Call prices, generally, do not change dollar-for-dollar with changes in the price of the underlying stock. Rather, calls change in price based on their "delta." At-the-money calls typically have deltas of approximately 50%, so a $1 rise or fall in stock price causes an at-the-money call to rise or fall by 50 cents. In-the-money calls tend to have deltas greater than 50%, but not greater than 100%. Out-of-the-money calls tend to have deltas less than 50%, but not less than zero.
Impact of change in volatility
Volatility is a measure of how much a stock price fluctuates in percentage terms, and volatility is a factor in option prices. As volatility rises, option prices tend to rise if other factors such as stock price and time to expiration remain constant. As a result, long call positions benefit from rising volatility and are hurt by decreasing volatility.
Impact of time
The time value portion of an option’s total price decreases as expiration approaches. This is known as time erosion. Long calls are hurt by passing time if other factors remain constant.
Risk of early assignment
The owner of a call has control over when a call is exercised, so there is no risk of early assignment.

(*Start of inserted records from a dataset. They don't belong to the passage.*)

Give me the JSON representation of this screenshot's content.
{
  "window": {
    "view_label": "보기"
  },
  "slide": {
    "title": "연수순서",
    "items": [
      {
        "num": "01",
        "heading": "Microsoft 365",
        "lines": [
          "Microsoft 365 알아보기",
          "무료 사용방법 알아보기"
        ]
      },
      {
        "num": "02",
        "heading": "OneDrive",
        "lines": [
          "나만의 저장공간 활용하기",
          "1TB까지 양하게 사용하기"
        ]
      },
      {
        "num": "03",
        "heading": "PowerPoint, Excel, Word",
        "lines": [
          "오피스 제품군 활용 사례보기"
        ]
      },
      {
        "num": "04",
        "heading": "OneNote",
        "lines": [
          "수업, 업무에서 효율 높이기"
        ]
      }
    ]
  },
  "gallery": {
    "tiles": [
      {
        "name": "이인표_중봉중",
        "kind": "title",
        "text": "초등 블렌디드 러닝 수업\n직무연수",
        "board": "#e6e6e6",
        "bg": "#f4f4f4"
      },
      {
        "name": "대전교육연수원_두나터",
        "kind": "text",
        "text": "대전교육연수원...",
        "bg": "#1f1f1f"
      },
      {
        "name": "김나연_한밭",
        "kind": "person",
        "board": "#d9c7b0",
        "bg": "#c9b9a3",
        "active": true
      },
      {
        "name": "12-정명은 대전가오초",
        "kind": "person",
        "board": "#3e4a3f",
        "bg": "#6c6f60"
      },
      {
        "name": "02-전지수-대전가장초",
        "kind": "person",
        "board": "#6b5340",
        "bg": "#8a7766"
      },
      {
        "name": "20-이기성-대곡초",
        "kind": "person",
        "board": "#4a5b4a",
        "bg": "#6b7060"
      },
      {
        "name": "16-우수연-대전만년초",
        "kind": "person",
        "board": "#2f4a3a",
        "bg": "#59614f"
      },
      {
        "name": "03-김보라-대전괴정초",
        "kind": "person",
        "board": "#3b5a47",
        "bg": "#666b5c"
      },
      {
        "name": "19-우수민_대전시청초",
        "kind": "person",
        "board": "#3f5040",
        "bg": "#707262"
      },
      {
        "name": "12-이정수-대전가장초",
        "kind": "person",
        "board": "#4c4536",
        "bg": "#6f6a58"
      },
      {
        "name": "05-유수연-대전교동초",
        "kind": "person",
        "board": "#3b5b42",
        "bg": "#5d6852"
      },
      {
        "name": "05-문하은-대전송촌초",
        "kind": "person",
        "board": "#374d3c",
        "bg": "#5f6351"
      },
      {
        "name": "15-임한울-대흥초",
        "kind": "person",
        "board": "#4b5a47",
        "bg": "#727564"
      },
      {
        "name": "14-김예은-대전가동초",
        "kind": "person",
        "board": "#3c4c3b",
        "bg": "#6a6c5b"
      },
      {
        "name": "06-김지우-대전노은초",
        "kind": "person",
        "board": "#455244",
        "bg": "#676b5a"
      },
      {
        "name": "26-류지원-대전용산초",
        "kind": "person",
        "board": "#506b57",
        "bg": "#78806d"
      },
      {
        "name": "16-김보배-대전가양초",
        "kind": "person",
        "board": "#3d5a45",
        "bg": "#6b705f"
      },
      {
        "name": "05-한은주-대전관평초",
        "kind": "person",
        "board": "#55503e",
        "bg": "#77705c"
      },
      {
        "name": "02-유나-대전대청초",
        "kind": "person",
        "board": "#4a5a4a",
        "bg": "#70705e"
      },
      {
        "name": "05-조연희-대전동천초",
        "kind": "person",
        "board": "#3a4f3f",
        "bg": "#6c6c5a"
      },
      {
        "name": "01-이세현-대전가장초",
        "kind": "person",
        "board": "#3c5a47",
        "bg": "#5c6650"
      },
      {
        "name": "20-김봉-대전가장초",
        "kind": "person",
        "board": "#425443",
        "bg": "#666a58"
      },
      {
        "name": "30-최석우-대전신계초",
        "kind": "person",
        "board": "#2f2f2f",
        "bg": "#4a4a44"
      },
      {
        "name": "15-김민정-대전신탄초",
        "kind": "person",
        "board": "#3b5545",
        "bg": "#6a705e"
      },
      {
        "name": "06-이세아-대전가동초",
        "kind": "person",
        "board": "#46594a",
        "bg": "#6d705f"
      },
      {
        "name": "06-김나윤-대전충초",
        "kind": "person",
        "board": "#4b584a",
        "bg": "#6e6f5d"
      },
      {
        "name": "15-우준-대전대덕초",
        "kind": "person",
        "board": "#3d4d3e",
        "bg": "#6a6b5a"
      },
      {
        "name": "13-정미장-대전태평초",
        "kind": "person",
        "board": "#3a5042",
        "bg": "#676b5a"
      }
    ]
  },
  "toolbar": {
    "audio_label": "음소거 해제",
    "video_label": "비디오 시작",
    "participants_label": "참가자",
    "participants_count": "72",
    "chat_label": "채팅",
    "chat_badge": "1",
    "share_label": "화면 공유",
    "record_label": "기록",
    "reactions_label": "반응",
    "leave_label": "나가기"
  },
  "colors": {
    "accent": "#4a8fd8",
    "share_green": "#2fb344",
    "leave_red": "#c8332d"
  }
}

Potential position created at expiration
If a call is exercised, then stock is purchased at the strike price of the call. If there is no offsetting short stock position, then a long stock position is created. Furthermore, calls are automatically exercised at expiration if they are one cent ($0.01) in the money. Therefore, if a speculator wants to avoid having a long stock position when a call is in the money, the call must be sold prior to expiration.
When calls are purchased to speculate, it is assumed that the investor does not want to own the underlying stock. In many cases, in fact, there is not sufficient cash in the account to pay for the stock, even in a margin account. Therefore, it is generally necessary for speculators to watch a long call position and to sell the call if the target price is reached or if the call is in the money as expiration approaches.